students to think critically is job number one, and as we do that job well, we
believe our students will be better prepared to do well on these
assessments. Currently our best
measurement for critically thinking are opportunities our students have to
complete work samples in reading, writing, math, science, and speaking. For this reason, we are also tracking work
sample opportunities recorded in Mastery in Motion.
If you click on this link, you can see how
our students and we performed last year on these measures.
Thank you so much for your commitment to help
our students be successful today and into the future.
This past week ODE recently released their flawed annual
report card ratings. They have been
releasing these ratings for over a dozen years now, and the constantly moving
targets they present have caused more than a few of us in education to scratch
our heads. Over the years, we have seen

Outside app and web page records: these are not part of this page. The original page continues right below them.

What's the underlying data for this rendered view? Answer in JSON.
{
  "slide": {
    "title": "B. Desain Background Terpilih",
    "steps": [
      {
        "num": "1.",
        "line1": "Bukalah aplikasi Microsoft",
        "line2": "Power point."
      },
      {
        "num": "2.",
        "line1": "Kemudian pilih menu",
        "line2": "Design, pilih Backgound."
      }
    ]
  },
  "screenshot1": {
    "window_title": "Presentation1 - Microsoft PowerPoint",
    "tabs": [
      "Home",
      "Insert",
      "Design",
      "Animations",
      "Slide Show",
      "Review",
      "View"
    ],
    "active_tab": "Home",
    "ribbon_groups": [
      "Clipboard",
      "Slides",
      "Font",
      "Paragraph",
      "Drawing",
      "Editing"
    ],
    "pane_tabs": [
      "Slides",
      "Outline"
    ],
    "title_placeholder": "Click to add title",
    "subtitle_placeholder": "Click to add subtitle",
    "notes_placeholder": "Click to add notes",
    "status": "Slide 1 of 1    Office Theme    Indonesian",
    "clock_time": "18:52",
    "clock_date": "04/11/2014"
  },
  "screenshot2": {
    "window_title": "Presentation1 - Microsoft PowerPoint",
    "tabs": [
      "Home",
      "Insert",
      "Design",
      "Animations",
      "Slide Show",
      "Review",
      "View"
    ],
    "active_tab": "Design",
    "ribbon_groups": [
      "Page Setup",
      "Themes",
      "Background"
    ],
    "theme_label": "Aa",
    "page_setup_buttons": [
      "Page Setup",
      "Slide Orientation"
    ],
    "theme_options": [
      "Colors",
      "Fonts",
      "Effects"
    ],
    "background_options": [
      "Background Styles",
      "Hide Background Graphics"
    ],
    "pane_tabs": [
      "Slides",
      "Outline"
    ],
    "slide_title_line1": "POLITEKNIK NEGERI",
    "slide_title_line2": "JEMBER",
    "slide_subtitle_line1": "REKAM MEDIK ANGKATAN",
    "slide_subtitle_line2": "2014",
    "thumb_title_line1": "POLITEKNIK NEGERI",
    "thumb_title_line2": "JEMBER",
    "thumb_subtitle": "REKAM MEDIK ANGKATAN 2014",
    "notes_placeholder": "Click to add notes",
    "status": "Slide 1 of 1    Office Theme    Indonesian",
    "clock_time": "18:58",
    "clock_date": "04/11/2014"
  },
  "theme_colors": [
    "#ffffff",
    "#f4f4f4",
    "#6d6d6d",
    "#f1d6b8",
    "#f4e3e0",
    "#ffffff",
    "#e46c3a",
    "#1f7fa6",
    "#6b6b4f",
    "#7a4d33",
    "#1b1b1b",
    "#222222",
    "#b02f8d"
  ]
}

the standards move multiple times and the test change. The formula at one time gave bonus points for
improvement and included writing along with reading and math. Now students that exceed get more credit in
the formula, but students who are within one point of meeting the standard are
worth the same as students who are 20 points beneath it. Zero.
Lebanon High School again was rated “In Need of
Improvement,” the lowest rating a school can receive. This rating was given in spite of the fact
the school posted an 18% gain in reading and an 11% gain in math. However, because the formula is biased
against schools like ours that allow students to pursue their learning at the
community college level by providing a 5th and 6th year
of education, it is impossible for LHS to get anything other than the lowest
rating they offer—even if every one of our students at LHS aced the test.
This is the third year of the current version of the
formula. Not only do high schools get punished
in the formula for providing a more advanced expanded diploma, the formula also
places schools with populations of at-risk students at a severe
disadvantage. The current formula is
based on what is called the Achievement Index.
The A.I. is calculated by averaging all of the reading and math test
scores. However, all scores are not
treated the same. Students who are
labeled economically disadvantaged, SPED, ELL, or come from certain minority
groups have their scores counted multiple times in the formula. The end result of such treatment? Schools with more challenging populations are
placed at an unfair advantage when compared to more affluent school
populations. I think you can understand why these ratings aren’t worth
our time or energy anymore. We are
hoping the current discussion in the state of pursuing a Waiver to NCLB will be
an opportunity to fix the formula.
So if ODE’s report card is not a fair or accurate measure of
school success or progress, what can we use?
What if we could measure something that really mattered? Something that was worth holding our breath
for? In Lebanon, we think
Level of Task---the quality of work students are doing---is the most important
thing we can work on. We are in the process of training staff on how to
provide high quality work that promotes high levels of thinking, reading,
writing, and speaking in all of our classrooms.
We have over 70 teachers this year involved in a Portfolio Project where
they will collect and reflect on artifacts of their teaching and have this
digital collection reviewed by their peers.
This is work that matters and will have a big impact on the success of
It also matters that at each level our
students are prepared to be successful at the next level. In our lower grades, this means we strive to
help all of our students reach academic skill benchmarks in reading, math,
writing, science, and speaking through a variety of formative and summative
assessments. All of those benchmarks are
defined, and we report progress to parents on them regularly.
In the upper grades, this means
students are pursuing more challenging courses that culminate in the
opportunity to earn an honors diploma or receive college credits through College
Now, Advanced Placement, or Beyond LHS.
Last year Lebanon students earned over 5,000 college credits through
these programs—more than any other school in the state to my knowledge. If that means “In Need of Improvement,” so be
it. We are always looking to